I don't often read biographies and autobiographies but growing up across the road from a family of Quakers I've always had a bit of an interest in religious groups within the same family.
The author was Amish, born and bred, one of eleven siblings. His father was a respected and well-known member of the Amish Old Order. At the age of 17 he decided to leave the confines of the community he lived in, walking out in the middle of the night and leaving a note for his parents. The book details life growing up in an Amish community, the Rumspringa rite of passage, and life as a young Amish man. He did return home, and for years battled with where he really belonged, finally leaving for good at age 26.
I was absorbed by the details of daily life and hadn't previously appreciated how different the rules governing Amish life can be, depending on which community a family lives in. The book also exploded some myths about Rumspringa for me.What really captured me though was the author's battle between his desire to experience the wider world and his fears about being excommunicated and the consequences, drummed into him from an early age.
This was a quick read for me, well-written and interesting. In some places I laughed, in others I smiled and was so happy for Ira, and in other parts again I could feel how distressing his lonely struggle must have been. All in all it was a really good read and as a bonus I have learnt a little from this book.

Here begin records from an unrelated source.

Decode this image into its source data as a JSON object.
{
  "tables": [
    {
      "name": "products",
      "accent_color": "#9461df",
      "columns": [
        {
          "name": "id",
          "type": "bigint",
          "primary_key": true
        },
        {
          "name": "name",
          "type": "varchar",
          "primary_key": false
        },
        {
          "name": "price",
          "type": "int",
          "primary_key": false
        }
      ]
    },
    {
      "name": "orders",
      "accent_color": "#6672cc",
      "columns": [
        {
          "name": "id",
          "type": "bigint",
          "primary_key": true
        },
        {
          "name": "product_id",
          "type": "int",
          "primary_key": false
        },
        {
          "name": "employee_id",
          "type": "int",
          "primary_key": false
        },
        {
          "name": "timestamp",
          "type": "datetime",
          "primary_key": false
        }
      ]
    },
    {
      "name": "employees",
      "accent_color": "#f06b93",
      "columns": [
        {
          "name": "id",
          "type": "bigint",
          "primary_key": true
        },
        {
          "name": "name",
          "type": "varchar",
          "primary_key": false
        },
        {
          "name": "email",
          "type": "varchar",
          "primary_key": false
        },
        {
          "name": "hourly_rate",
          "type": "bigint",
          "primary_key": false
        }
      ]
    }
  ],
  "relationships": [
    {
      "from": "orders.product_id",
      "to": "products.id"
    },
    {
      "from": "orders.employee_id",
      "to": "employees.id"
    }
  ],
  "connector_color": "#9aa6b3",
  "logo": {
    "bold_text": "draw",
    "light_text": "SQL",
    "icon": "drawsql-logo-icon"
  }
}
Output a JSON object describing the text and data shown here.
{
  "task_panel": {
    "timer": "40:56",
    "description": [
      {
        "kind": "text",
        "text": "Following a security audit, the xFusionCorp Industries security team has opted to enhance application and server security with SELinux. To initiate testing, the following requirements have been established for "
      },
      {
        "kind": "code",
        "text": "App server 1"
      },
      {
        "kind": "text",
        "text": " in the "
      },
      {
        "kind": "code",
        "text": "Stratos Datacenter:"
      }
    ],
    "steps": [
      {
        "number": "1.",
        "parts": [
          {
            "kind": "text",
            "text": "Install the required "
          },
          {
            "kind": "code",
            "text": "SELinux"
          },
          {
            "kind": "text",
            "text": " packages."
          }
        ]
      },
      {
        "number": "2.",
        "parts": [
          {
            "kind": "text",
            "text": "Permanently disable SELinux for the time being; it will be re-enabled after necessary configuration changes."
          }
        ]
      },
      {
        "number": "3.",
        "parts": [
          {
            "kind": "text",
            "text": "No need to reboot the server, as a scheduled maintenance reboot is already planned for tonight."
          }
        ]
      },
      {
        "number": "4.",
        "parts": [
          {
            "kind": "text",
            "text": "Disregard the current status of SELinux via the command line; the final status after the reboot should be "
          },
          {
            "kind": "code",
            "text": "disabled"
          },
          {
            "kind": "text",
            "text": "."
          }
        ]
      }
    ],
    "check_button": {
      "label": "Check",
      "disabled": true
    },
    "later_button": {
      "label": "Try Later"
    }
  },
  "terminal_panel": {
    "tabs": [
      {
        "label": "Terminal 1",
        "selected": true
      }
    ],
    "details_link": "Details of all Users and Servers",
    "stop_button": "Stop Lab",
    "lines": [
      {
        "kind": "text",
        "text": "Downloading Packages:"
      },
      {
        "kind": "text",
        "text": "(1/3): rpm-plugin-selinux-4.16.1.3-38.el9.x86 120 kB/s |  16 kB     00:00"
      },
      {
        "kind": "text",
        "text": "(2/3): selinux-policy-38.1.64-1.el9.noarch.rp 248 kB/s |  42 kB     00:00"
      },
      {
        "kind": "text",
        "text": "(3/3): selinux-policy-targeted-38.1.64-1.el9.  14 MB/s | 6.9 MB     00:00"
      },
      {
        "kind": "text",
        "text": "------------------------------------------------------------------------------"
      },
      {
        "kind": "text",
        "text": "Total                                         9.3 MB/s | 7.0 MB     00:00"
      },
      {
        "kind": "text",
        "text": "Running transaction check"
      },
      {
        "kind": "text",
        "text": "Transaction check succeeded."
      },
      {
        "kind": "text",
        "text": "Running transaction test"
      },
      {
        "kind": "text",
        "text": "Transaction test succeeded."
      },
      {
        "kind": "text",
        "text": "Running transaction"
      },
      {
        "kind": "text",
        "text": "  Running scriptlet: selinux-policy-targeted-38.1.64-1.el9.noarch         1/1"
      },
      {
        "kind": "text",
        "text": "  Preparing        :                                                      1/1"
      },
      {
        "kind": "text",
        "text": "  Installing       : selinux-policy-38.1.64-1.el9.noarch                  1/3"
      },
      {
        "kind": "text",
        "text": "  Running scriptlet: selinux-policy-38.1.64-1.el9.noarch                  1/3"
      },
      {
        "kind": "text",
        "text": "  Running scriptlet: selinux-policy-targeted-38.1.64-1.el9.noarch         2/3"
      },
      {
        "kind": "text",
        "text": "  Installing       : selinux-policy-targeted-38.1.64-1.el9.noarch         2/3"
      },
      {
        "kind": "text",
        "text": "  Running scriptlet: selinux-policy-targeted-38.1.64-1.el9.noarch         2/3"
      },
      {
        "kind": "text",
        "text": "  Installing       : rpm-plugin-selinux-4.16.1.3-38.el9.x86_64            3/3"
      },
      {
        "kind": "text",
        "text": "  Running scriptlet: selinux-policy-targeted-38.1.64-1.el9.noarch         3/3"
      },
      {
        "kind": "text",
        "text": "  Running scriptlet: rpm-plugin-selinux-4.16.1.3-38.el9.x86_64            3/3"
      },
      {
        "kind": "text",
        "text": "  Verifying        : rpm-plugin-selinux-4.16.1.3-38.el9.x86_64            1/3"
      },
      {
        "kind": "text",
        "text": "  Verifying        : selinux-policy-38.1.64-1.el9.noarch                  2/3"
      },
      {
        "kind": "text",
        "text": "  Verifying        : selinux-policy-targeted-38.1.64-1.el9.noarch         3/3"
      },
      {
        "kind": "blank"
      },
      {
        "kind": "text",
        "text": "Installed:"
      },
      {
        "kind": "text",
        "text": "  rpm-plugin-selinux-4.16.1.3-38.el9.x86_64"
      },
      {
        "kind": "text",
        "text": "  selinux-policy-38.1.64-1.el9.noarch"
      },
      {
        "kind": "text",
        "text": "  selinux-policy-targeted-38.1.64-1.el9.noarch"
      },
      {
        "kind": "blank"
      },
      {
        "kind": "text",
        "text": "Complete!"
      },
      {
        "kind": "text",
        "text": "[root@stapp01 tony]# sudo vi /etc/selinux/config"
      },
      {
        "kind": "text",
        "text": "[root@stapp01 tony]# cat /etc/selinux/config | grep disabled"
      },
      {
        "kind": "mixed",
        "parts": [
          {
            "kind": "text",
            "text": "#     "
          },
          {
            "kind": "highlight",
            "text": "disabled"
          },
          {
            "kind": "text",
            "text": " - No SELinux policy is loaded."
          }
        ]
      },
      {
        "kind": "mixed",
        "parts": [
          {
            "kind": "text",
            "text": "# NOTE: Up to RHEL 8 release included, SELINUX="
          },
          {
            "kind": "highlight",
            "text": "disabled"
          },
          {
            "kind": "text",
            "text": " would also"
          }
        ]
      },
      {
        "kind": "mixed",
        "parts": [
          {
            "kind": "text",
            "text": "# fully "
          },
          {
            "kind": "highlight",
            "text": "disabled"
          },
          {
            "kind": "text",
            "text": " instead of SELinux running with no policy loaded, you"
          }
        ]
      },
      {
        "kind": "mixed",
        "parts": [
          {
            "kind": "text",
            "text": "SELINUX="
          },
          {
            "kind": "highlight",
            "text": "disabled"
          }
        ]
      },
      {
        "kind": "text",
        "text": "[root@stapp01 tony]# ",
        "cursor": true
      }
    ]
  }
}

Format: Advance review copy, anticipated release date 1st July 2011
My rating: 4*